I might do a couple more, but for now, that’s the challenge done.

A couple of links to check out:

I’ve also refreshed my Music page. See below for a quick preview.


Try monthly mini-projects instead of year-long resolutions

Instead of setting one or more resolutions for the whole year (if you do, I bet you go off-piste by March) why not set one goal per month?

In January I attempted to write a blog post every day. I didn’t achieve that goal, but I did write a total of 10 new posts in January – the same as the number I wrote in the previous four months combined.

For February, I’ve embarked on a songwriting challenge: FAWM (here’s my profile). The goal is to write 14 tracks in 28 days. I’m trying to get a bit of a head start as I have a few social events lined up this month, so I won’t be able to write a new track every day. I’ve already managed 5 tracks in 5 days. It’s going well so far.

I haven’t planned a goal for March yet. I don’t see a reason to plan a goal for every month of the year right away. This allows me to leave plenty of room for new ideas. I might think of a new mini-project later in the year that I wouldn’t have thought of sooner.

I also don’t want to publish a list of 12 objectives on my blog, only to miss most of them. I’d rather share my progress as I go. I’ve slightly broken this with February’s goal, as I’ve shared quite early, but I’m still taking the idea one goal at a time.

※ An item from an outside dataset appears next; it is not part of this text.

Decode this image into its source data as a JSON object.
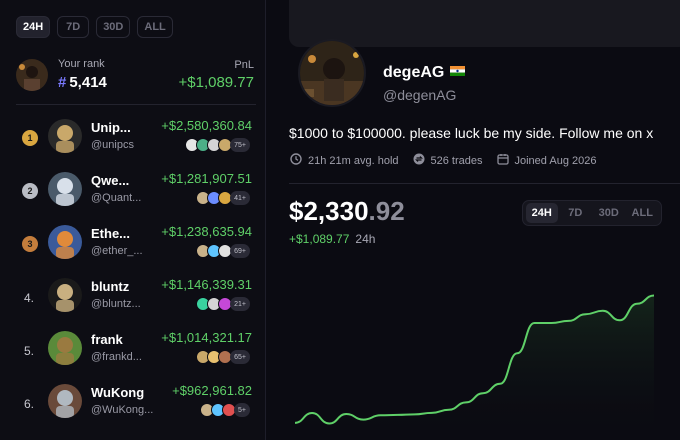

Try monthly goals, or mini-projects – see what you can achieve.

Music update: 2016 albums and what’s coming up in 2017

I’m quite pleased with what I achieved in 2016. As my Music page shows, I released four new albums:

  • Symmetry 1
  • Symmetry 2
  • Revisited
  • Voyage into Space

I released Symmetry 1 and Symmetry 2 simultaneously, under the name “GFD”. Towards the end of the year, I released Voyage into Space, also as “GFD”.

Meanwhile, the Revisited project was an opportunity for me to bring some of my oldest tracks up to date. Although a few have been remixed before, I felt that they were worth another look. I remixed 10 tracks from A World Beyond, and 10 tracks from Besidewalk Plight.

In 2017, I’ve decided to have another try at FAWM – a site that challenges you to write 14 tracks in 28 days. Way back in 2007, I successfully completed this challenge – the music I wrote ultimately became The Unravelling of Travelling. Ten years on, it feels like a good time to do it all over again. If all goes well, the music will form the basis for my tenth album, which I’ve ten-tatively called… Ten. (I’ll stop now.)

After that, I’d like to come back to the Revisited project. Instead of making the current 20-track album even longer, I’m expecting to kick off an altogether new album, called Revisited 2. The album will include remixes of tracks from Twice Midnight, and The Unravelling of Travelling.

I’m excited to get started!